He deep-dived into the topic with Will Scott, a research engineer at Protocol Labs, who's been working with Nym on AnonDrop, a tool for allowing the anonymous documentation of war crimes.

# Combatting Orwellian Systems | Max Tegmark, M.I.T. professor & president of Future of Life Institute

Technological advances have enabled mass surveillance at a scale unimagined even by "1984," George Orwell's dystopian novel published in 1949. Max Erik Tegmark is a Swedish-American physicist, cosmologist and machine learning researcher. He is a professor at the Massachusetts Institute of Technology and the president of the Future of Life Institute.

“If you have a very Orwellian system, where free and healthy debate is impossible, it makes it much more likely that we as a species are just going to make really dumb decisions and we're going to squander our amazing potential. That's why I care so much about these issues. And if you look closely, it’s pretty obvious that most ways that we communicate with each other today are very Orwellian – even in the West.” – Max Tegmark

From AI algorithms that dictate what appears in news feeds in social media to nuclear war, Max tackled urgent privacy concerns in this impactful talk.

# The Advancement of Neurotechnology | Adam Marblestone, CEO of Convergent Research

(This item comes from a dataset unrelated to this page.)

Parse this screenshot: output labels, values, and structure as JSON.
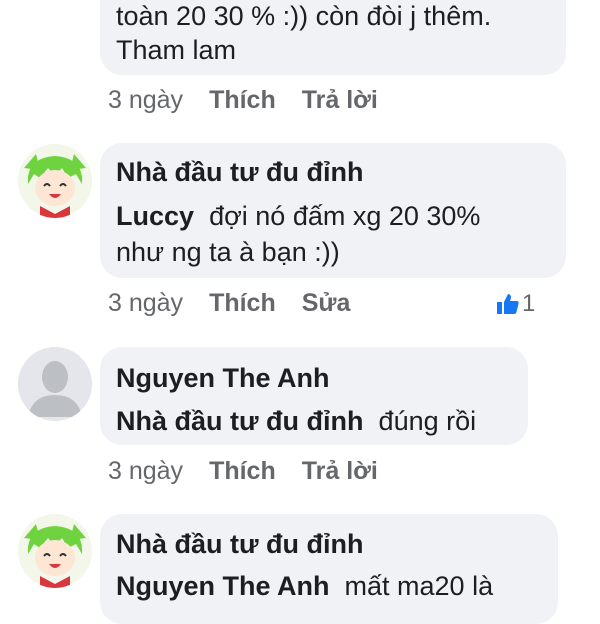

How are direct communication pathways between humans and machines progressing? How will we continue augmenting our minds and bodies? And what lines, if any, will be drawn by humanity in this quest? These are the questions raised and analyzed by researchers at Convergent Research, a scientific non-profit that focuses on the future of brain-computer interfaces.

”New financial instruments and ways of coordinating public goods funding is a good economic driver to push forward gene delivery and into cells and and brains in 10, 20 or 30 years” – Adam Marblestone

From brain ultrasounds to innovative approaches to futuristic interfacing, Adam Marbleston and Juan Benet exchanged important insights on the impact of technology in the field of neuroscience in this talk.

# The Future Of Brain-Computer Interfaces | Milan Cvitkovic

In this exciting talk from Milan Cvitkovic, a scientist, software engineer, and the strategy lead at Convergent Research, covered the future of brain-computer interfaces. He explored the ways that technology can better our lives and productivity, including promoting longevity post-physical death and alleviating neurological issues such as depression and insomnia.

“When they hear the term ‘brain computer interface,’ people think of seamless communication with a computer's devices, tools, and digital content. In the future, hopefully this will include seamless communication between people – and maybe even someday with animals. This is a particular category of neurotechnology that's deeply important to me – giving ourselves the ability to behave like the sort of people we wish we were.” – Milan Cvitkovic

In a Q&A with Juan Benet following the talk, the pair discussed practical medical applications of neurotechnology to help improve — and even save — lives.